The Ordination Mass will begin at 2:00 PM in the Basilica of the National Shrine of the Immaculate Conception. EWTN will broadcast the Mass live.
Below is the article covering Fr. DiNoia’s new appointment published in the June 18th issue of Catholic New York.
New York-born Dominican Theologian Named to Vatican Post
Pope Benedict XVI has named U.S. Dominican Father J. Augustine DiNoia an archbishop and secretary of the Congregation for Divine Worship and the Sacraments.
“I am happy the pope has entrusted to me an area that he considers so important,” the archbishop-designate told Catholic News Service June 16, shortly after the Vatican announced his new assignment.
“I think the liturgy should give us a sense of the heavenly liturgy; it’s about God, not us,” he said.
Archbishop-designate DiNoia, 65, has served as undersecretary of the Congregation for the Doctrine of the Faith since 2002. Pope John Paul II had named him to the Vatican position and for his first three years at the doctrinal congregation, his superior was Cardinal Joseph Ratzinger, elected pope in 2005.
A native New Yorker, he grew up in the Wakefield section of the Bronx, where he was one of at least a dozen altar boys who served with Father Nicholas F. Milazzo at St. Anthony’s, Richardson Avenue, to become a priest.
A graduate of Cardinal Hayes High School in the Bronx, he was ordained for the Dominicans in 1970. He taught theology at St. Joseph’s Seminary, Dunwoodie, for a year as a visiting professor before moving to the Vatican in 2002.

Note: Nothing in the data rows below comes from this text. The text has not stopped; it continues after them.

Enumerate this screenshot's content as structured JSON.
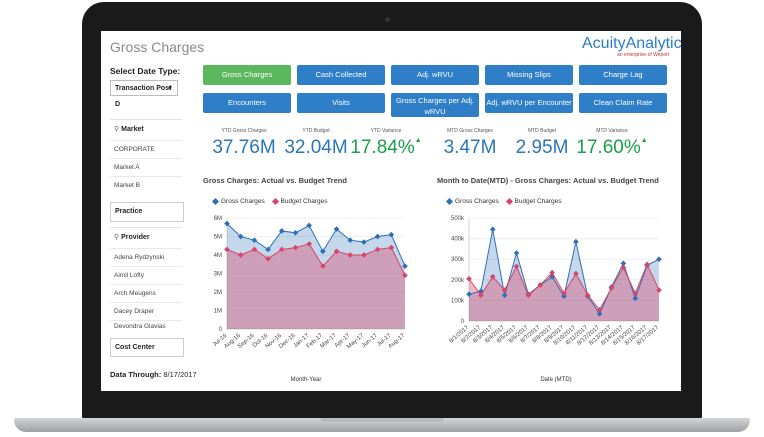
{
  "app": {
    "title": "Gross Charges",
    "logo": "AcuityAnalytics",
    "logo_sub": "an enterprise of Weport"
  },
  "sidebar": {
    "date_type_label": "Select Date Type:",
    "date_type_value": "Transaction Post D",
    "market": {
      "label": "Market",
      "items": [
        "CORPORATE",
        "Market A",
        "Market B"
      ]
    },
    "practice": {
      "label": "Practice"
    },
    "provider": {
      "label": "Provider",
      "items": [
        "Adena Rydzynski",
        "Aimil Lofty",
        "Arch Meugens",
        "Dacey Draper",
        "Devondra Glavias"
      ]
    },
    "cost_center": {
      "label": "Cost Center"
    },
    "data_through_label": "Data Through:",
    "data_through_value": "8/17/2017"
  },
  "buttons": {
    "row1": [
      "Gross Charges",
      "Cash Collected",
      "Adj. wRVU",
      "Missing Slips",
      "Charge Lag"
    ],
    "row2": [
      "Encounters",
      "Visits",
      "Gross Charges per Adj. wRVU",
      "Adj. wRVU per Encounter",
      "Clean Claim Rate"
    ]
  },
  "kpis": {
    "ytd_gross_label": "YTD Gross Charges",
    "ytd_gross": "37.76M",
    "ytd_budget_label": "YTD Budget",
    "ytd_budget": "32.04M",
    "ytd_variance_label": "YTD Variance",
    "ytd_variance": "17.84%",
    "mtd_gross_label": "MTD Gross Charges",
    "mtd_gross": "3.47M",
    "mtd_budget_label": "MTD Budget",
    "mtd_budget": "2.95M",
    "mtd_variance_label": "MTD Variance",
    "mtd_variance": "17.60%"
  },
  "colors": {
    "gross": "#2f6fb7",
    "budget": "#d9446a",
    "accent_green": "#5cb85c",
    "accent_blue": "#2f7fc8"
  },
  "chart_data": [
    {
      "type": "area",
      "title": "Gross Charges: Actual vs. Budget Trend",
      "xlabel": "Month-Year",
      "ylabel": "",
      "categories": [
        "Jul-16",
        "Aug-16",
        "Sep-16",
        "Oct-16",
        "Nov-16",
        "Dec-16",
        "Jan-17",
        "Feb-17",
        "Mar-17",
        "Apr-17",
        "May-17",
        "Jun-17",
        "Jul-17",
        "Aug-17"
      ],
      "series": [
        {
          "name": "Gross Charges",
          "values": [
            5.7,
            5.0,
            4.8,
            4.3,
            5.3,
            5.2,
            5.6,
            4.2,
            5.4,
            4.8,
            4.7,
            5.0,
            5.1,
            3.4
          ]
        },
        {
          "name": "Budget Charges",
          "values": [
            4.3,
            4.0,
            4.3,
            3.8,
            4.3,
            4.4,
            4.6,
            3.4,
            4.2,
            4.0,
            4.0,
            4.3,
            4.4,
            2.9
          ]
        }
      ],
      "ylim": [
        0,
        6
      ],
      "yticks": [
        "0",
        "1M",
        "2M",
        "3M",
        "4M",
        "5M",
        "6M"
      ],
      "grid": true,
      "legend": "top-left"
    },
    {
      "type": "area",
      "title": "Month to Date(MTD) - Gross Charges: Actual vs. Budget Trend",
      "xlabel": "Date (MTD)",
      "ylabel": "",
      "categories": [
        "8/1/2017",
        "8/2/2017",
        "8/3/2017",
        "8/4/2017",
        "8/5/2017",
        "8/6/2017",
        "8/7/2017",
        "8/8/2017",
        "8/9/2017",
        "8/10/2017",
        "8/11/2017",
        "8/12/2017",
        "8/13/2017",
        "8/14/2017",
        "8/15/2017",
        "8/16/2017",
        "8/17/2017"
      ],
      "series": [
        {
          "name": "Gross Charges",
          "values": [
            130,
            145,
            445,
            125,
            330,
            130,
            175,
            215,
            120,
            385,
            120,
            35,
            165,
            280,
            110,
            270,
            300
          ]
        },
        {
          "name": "Budget Charges",
          "values": [
            205,
            125,
            215,
            150,
            265,
            125,
            175,
            235,
            135,
            230,
            125,
            55,
            160,
            260,
            135,
            275,
            150
          ]
        }
      ],
      "ylim": [
        0,
        500
      ],
      "yticks": [
        "0",
        "100k",
        "200k",
        "300k",
        "400k",
        "500k"
      ],
      "grid": true,
      "legend": "top-left"
    }
  ]
}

His episcopal ordination will be July 11 at the Basilica of the National Shrine of the Immaculate Conception in Washington; U.S. Cardinal William J. Levada, prefect of the doctrinal congregation, will preside at the liturgy, he said.